CanAssist

University of Victoria

Together we CanAssist.

Switch-Accessible Spinner

The led light seems to spin around the circle.CanAssist's Spinner is a device that allows people with very challenging disabilities to participate in certain games and activities. An LED light spins around the circular device, eventually landing at a certain random point. Like a roulette wheel, users can't control where the light lands; but pressing a button (called an “accessibility switch”) puts them in charge of activating the light's movement.

Key features

  • operates with any standard accessibility switch
  • charges via USB
  • users can create their own laminated cards for different games and activities

Who is it for?

The Spinner is for someone who may have limited dexterity and difficulty communicating. The device was originally developed for a child in a classroom setting so that she could participate in more activities. For example, attaching a laminated card that shows the six possibilities of a dice to the Spinner allows the girl to take part in games such as Snakes and Ladders. Likewise, she can use a card showing colors to control the movements in a game of “Twister."



Morgan's story

Morgan very much wanted to be able to participate more actively in her classroom.

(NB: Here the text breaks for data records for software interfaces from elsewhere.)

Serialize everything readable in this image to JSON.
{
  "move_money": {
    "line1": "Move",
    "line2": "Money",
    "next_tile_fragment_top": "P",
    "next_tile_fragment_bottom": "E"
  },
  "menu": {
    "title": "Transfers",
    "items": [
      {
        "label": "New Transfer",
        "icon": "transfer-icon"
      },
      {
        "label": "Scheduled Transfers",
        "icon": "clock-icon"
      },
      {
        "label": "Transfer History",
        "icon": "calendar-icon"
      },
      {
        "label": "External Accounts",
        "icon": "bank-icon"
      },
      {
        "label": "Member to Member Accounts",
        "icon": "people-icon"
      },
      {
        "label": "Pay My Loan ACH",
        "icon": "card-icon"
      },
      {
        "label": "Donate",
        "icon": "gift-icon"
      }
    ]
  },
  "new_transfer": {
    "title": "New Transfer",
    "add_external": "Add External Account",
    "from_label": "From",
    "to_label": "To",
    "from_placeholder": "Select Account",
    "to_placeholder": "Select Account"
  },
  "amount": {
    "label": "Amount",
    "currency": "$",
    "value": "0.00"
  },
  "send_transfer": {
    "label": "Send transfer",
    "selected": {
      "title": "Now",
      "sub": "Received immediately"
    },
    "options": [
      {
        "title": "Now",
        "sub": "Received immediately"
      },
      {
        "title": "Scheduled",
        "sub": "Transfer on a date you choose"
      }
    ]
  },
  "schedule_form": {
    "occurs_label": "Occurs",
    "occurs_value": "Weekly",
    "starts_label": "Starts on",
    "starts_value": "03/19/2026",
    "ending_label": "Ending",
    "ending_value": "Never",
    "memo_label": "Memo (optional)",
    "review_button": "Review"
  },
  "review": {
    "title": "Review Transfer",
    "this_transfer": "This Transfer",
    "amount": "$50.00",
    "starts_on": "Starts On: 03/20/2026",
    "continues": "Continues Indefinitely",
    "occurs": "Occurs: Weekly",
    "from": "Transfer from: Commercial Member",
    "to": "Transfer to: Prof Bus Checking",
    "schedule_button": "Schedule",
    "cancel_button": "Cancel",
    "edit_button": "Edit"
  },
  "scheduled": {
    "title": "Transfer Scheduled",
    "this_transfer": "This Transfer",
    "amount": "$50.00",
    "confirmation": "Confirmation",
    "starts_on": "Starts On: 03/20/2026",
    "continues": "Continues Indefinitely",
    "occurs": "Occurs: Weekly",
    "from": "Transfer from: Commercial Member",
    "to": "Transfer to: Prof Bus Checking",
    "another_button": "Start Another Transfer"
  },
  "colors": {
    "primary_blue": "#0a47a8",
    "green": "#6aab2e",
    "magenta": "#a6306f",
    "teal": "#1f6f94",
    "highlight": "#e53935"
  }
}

The 10-year-old, who has a developmental disability, was referred to CanAssist by both her teacher and a therapist with Inclusion Outreach (a Provincial Outreach Program that works in the B.C. public school system, meeting the educational needs of students with severe disabilities).

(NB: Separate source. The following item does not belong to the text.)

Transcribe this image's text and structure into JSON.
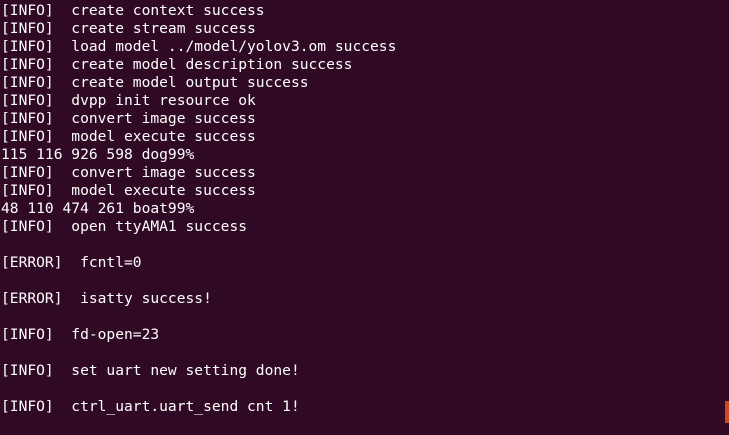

Morgan presses a green accessibility switch with her head to activate the Spinner.Specifically, the two hoped CanAssist engineers could develop a choice-making tool that could be incorporated into Morgan's educational programming and recreational activities. Because of Morgan's disability, the tool would have to be switch-accessible – in other words, controllable by a large single button.

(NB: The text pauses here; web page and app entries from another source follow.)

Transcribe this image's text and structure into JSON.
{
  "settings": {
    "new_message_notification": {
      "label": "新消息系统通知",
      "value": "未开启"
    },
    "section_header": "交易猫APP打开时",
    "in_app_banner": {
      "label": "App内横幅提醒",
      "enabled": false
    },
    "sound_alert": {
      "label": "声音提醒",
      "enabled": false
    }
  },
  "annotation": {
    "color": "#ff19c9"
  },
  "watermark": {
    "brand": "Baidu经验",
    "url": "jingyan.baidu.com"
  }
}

CanAssist electrical engineer Carl Spani researched the area and discovered that a tool to suit Morgan's specific needs was not available on the market. Working with the girl's educational team, he developed a unique and colorful tool he calls the “Switch-Accessible Spinner.”

“When Morgan presses a accessibility button with the side of her head, a tiny light races around the Spinner and lands on a random point,” says Carl. “In this way she can participate in classroom activities that require a simple choice.”

An exchangeable piece of laminated paper sits on top of the circular Spinner. In one version, this paper features the six components of dice; but the paper can be changed to whatever the situation demands. For instance, the name of every child in the class could be included on a piece of paper – then Morgan could use the spinner to select the teacher's special helper that day. In another example, Morgan could help the teacher during gym class by determining with her spinner how many times the class should do a particular activity.

“The spinner allows Morgan to participate in classroom activities, even if it isn't in a conventional way,” says Carl.

Funding for the research and development on the device was generously provided by the Ministry of Health and the CKNW Orphan's Fund.




Section Navigation: Technologies